TO DO: For the listing below, show each line that includes the string "System".

--- START ---

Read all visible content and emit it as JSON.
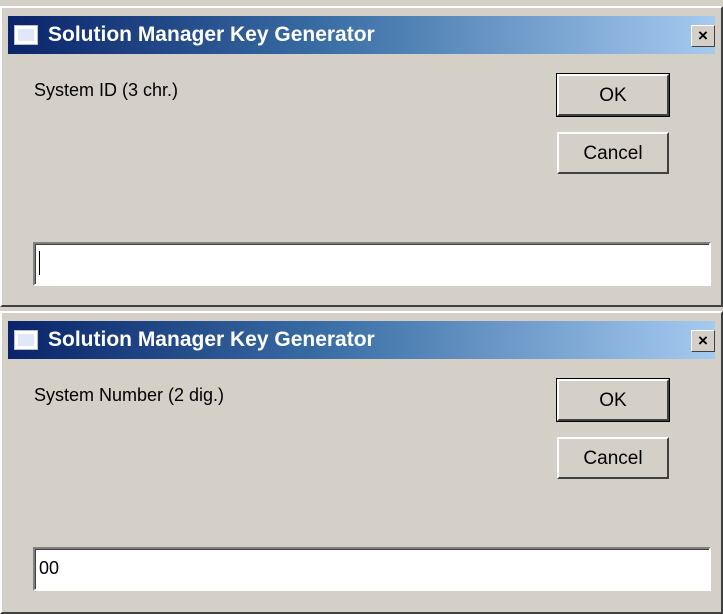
{
  "dialogs": [
    {
      "title": "Solution Manager Key Generator",
      "close_glyph": "×",
      "prompt": "System ID (3 chr.)",
      "ok_label": "OK",
      "cancel_label": "Cancel",
      "input_value": ""
    },
    {
      "title": "Solution Manager Key Generator",
      "close_glyph": "×",
      "prompt": "System Number (2 dig.)",
      "ok_label": "OK",
      "cancel_label": "Cancel",
      "input_value": "00"
    }
  ],
  "icons": {
    "app": "app-window-icon",
    "close": "close-icon"
  },
  "colors": {
    "titlebar_start": "#0a246a",
    "titlebar_end": "#a6caf0",
    "dialog_bg": "#d4d0c8"
  }
}
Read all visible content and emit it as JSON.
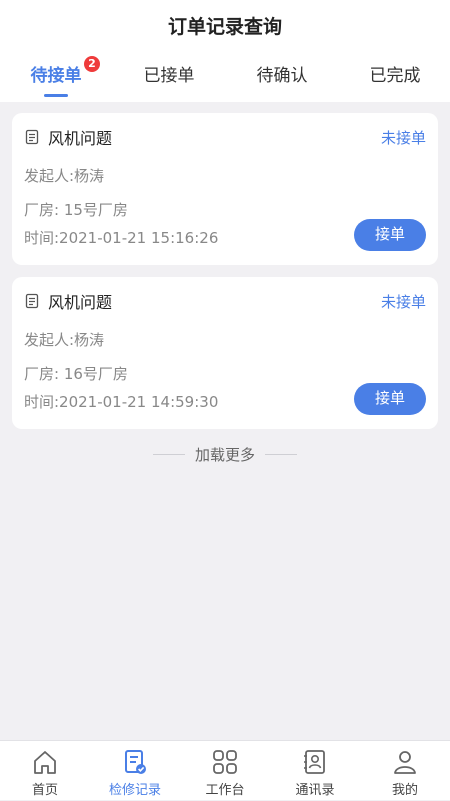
{
  "header": {
    "title": "订单记录查询"
  },
  "tabs": [
    {
      "label": "待接单",
      "badge": "2",
      "active": true
    },
    {
      "label": "已接单"
    },
    {
      "label": "待确认"
    },
    {
      "label": "已完成"
    }
  ],
  "orders": [
    {
      "title": "风机问题",
      "status": "未接单",
      "initiator": "发起人:杨涛",
      "plant": "厂房: 15号厂房",
      "time": "时间:2021-01-21 15:16:26",
      "action": "接单"
    },
    {
      "title": "风机问题",
      "status": "未接单",
      "initiator": "发起人:杨涛",
      "plant": "厂房: 16号厂房",
      "time": "时间:2021-01-21 14:59:30",
      "action": "接单"
    }
  ],
  "load_more": "加载更多",
  "bottom_nav": [
    {
      "label": "首页",
      "icon": "home-icon"
    },
    {
      "label": "检修记录",
      "icon": "record-icon",
      "active": true
    },
    {
      "label": "工作台",
      "icon": "grid-icon"
    },
    {
      "label": "通讯录",
      "icon": "contacts-icon"
    },
    {
      "label": "我的",
      "icon": "user-icon"
    }
  ],
  "colors": {
    "accent": "#4a7fe6",
    "badge": "#ef3b3b",
    "background": "#f1f0f3"
  }
}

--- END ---

COMPLETED EXERCISE:
      "prompt": "System ID (3 chr.)",
      "prompt": "System Number (2 dig.)",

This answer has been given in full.